**TASK PROMPT**
The listing is to be reproduced in full, with no character altered.

*** Opening of SUPPLIED MATERIAL ***

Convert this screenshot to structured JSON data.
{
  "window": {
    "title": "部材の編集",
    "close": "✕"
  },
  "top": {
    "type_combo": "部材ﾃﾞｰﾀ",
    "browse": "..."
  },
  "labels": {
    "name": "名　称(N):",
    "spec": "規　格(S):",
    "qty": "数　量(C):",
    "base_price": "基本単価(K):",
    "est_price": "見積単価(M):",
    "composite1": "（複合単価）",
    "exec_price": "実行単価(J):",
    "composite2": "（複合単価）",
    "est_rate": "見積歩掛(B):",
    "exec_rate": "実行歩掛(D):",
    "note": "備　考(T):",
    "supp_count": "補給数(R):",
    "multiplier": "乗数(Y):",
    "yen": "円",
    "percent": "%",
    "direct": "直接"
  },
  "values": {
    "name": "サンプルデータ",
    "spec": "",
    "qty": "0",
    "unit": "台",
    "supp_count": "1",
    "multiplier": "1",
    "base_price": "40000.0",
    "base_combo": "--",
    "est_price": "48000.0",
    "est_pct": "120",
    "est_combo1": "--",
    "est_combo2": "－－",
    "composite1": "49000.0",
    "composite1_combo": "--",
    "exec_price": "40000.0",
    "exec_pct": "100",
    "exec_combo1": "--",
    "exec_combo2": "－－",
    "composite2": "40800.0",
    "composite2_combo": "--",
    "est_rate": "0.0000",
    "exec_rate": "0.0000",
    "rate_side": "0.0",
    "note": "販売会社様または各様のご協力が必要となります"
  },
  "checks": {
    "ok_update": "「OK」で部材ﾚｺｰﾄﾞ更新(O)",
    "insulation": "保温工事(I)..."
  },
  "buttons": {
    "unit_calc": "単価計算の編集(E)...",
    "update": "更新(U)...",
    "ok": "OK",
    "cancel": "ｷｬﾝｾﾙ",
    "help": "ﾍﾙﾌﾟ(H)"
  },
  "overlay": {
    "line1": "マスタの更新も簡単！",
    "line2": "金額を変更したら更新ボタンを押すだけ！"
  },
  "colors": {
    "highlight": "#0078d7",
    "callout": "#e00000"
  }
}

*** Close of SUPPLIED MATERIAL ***

**EXPECTED ANSWER**
Convert this screenshot to structured JSON data.
{
  "window": {
    "title": "部材の編集",
    "close": "✕"
  },
  "top": {
    "type_combo": "部材ﾃﾞｰﾀ",
    "browse": "..."
  },
  "labels": {
    "name": "名　称(N):",
    "spec": "規　格(S):",
    "qty": "数　量(C):",
    "base_price": "基本単価(K):",
    "est_price": "見積単価(M):",
    "composite1": "（複合単価）",
    "exec_price": "実行単価(J):",
    "composite2": "（複合単価）",
    "est_rate": "見積歩掛(B):",
    "exec_rate": "実行歩掛(D):",
    "note": "備　考(T):",
    "supp_count": "補給数(R):",
    "multiplier": "乗数(Y):",
    "yen": "円",
    "percent": "%",
    "direct": "直接"
  },
  "values": {
    "name": "サンプルデータ",
    "spec": "",
    "qty": "0",
    "unit": "台",
    "supp_count": "1",
    "multiplier": "1",
    "base_price": "40000.0",
    "base_combo": "--",
    "est_price": "48000.0",
    "est_pct": "120",
    "est_combo1": "--",
    "est_combo2": "－－",
    "composite1": "49000.0",
    "composite1_combo": "--",
    "exec_price": "40000.0",
    "exec_pct": "100",
    "exec_combo1": "--",
    "exec_combo2": "－－",
    "composite2": "40800.0",
    "composite2_combo": "--",
    "est_rate": "0.0000",
    "exec_rate": "0.0000",
    "rate_side": "0.0",
    "note": "販売会社様または各様のご協力が必要となります"
  },
  "checks": {
    "ok_update": "「OK」で部材ﾚｺｰﾄﾞ更新(O)",
    "insulation": "保温工事(I)..."
  },
  "buttons": {
    "unit_calc": "単価計算の編集(E)...",
    "update": "更新(U)...",
    "ok": "OK",
    "cancel": "ｷｬﾝｾﾙ",
    "help": "ﾍﾙﾌﾟ(H)"
  },
  "overlay": {
    "line1": "マスタの更新も簡単！",
    "line2": "金額を変更したら更新ボタンを押すだけ！"
  },
  "colors": {
    "highlight": "#0078d7",
    "callout": "#e00000"
  }
}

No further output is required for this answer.